disAbility and Diversity in Romance by Caroline Lee
There’s a movement in the romance world I hope you’ve heard of called #WeNeedDiverseRomance. Very simply, the idea behind this movement is that every reader, regardless of what s/he looks like, acts like, or believes in, should have the chance to read about him or herself in a romance novel.
There are many differing opinions about how and why authors can make this happen, so I don’t want to go too in-depth. However, I do want to talk about choosing to write diverse characters.

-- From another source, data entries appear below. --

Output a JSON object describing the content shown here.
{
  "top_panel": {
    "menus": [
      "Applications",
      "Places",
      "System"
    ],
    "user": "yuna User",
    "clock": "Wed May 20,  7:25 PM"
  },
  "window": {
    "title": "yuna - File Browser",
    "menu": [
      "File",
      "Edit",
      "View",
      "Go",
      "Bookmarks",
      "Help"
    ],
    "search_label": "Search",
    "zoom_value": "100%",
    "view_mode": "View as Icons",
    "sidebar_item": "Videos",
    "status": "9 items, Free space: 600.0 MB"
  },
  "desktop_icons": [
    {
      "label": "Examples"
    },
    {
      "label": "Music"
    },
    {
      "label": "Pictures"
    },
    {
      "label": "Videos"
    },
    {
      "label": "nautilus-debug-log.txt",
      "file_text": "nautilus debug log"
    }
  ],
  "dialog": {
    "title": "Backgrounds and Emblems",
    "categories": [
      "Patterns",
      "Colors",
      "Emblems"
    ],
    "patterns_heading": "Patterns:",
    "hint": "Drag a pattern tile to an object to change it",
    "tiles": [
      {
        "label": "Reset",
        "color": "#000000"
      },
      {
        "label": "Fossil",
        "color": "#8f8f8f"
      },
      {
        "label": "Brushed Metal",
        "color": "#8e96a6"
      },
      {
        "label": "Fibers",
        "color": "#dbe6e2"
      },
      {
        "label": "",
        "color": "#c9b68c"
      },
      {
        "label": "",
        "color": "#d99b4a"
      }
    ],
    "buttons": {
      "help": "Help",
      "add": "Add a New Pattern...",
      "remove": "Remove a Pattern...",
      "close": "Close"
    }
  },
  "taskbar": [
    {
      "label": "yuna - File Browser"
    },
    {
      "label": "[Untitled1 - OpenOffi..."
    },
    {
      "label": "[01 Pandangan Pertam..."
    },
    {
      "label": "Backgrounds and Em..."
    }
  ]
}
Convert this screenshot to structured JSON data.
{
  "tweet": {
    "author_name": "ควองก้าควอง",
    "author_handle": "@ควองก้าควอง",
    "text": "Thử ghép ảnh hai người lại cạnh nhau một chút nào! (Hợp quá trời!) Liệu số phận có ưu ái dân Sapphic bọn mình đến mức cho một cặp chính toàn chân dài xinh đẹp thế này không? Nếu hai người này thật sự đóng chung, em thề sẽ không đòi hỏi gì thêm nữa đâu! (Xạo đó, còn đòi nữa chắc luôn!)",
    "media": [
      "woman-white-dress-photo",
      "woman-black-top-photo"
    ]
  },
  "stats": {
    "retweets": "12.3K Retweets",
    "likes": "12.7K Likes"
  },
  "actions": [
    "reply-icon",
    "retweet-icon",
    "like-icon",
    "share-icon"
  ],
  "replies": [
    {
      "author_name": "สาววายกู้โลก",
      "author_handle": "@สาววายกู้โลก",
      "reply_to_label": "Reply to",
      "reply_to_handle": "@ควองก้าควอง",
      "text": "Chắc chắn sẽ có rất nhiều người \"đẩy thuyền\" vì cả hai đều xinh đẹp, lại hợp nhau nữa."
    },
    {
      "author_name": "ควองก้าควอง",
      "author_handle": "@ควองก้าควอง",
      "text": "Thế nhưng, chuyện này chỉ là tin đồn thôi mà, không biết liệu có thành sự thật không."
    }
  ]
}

Now, diversity doesn’t necessarily have to mean racial or ethnic diversity. We could be talking about religious diversity, lifestyle diversity, or ability diversity—to name a few. The important thing to remember is that at the root of all good character development is the knowledge that humans are humans, regardless of where they live, when they live, or how they live. Our lives might be different, but we all have hopes, dreams, and aspirations which exist independent of our race, religion, or ability level.
You’ll notice I keep mentioning abilities. That’s because I’m a big proponent of working disability into romances. Disability is defined in so many ways, and it’s all around us. Why shouldn’t our characters have to deal with that? I make a point of working differently-abled characters into my manuscripts whenever possible; from an amputee civil war veteran, to the aquatics manager with ADHD, to the deaf student falling in love with her teacher’s brother.
Now, just like their race, my characters’ abilities and disabilities do not define them. Sometimes a disability will be such that dealing with it is a major part of the plot or character arc. But those characters still have the same hopes and dreams—and desires for a Happily Ever After—that my able-bodied characters have.
I also want to point out that in the real world, disability isn’t solved. My characters don’t regrow their leg or regain their hearing, just because they fall in love with someone “pure of heart.” Integrating disability into romance involves finding a partner who loves that character despite—and because of—that disability.
It’s part of who they are, but does not define them.
And frankly, that’s my viewpoint on all characters: what a character looks like, or what they can do, does not define them. It’s part of who they are, and can be part of the story, but it doesn’t need to be the focus.
“But, Caroline,” you whine. “I don’t think my readers care about diverse characters!”
Well, okay. But why not ask them? Several months ago I made a very simple diversity survey using SurveyMonkey. I had to sign up for a membership (which I cancelled after the first month) in order to have more than a hundred responses recorded, but it was worth it to get a better idea of who my readers were. I’d urge you to do the same; it’ll probably open your eyes to just who your readers really are. And then, talk to them about what they’d like to see in books, what they like or don’t like, and if they have any opinions about how characters—all characters—are portrayed.
So how can you choose write diverse characters well? That’s simple. Go out and meet diverse people. Make diverse friends. And then write them into books. Your readers will thank you!
More About Author Caroline Lee
USA Today bestselling author Caroline Lee has been reading romance for so long that her fourth-grade teacher used to make her cover her books with paper jackets. But it wasn’t until she (mostly) grew up that she realized she could WRITE it too. So she did.
Caroline is living her own little Happily Ever After in NC with her husband, sons, and brand-new daughter, Princess Wiggles. And while she doesn’t so much “suffer” from Pittakionophobia as think all you people who enjoy touching Band-Aids and stickers are the real weirdos, she does adore rodents, and never met a wine she didn’t like. Caroline was named Time Magazine’s Person of the Year in 2006 and is really quite funny in person. Promise.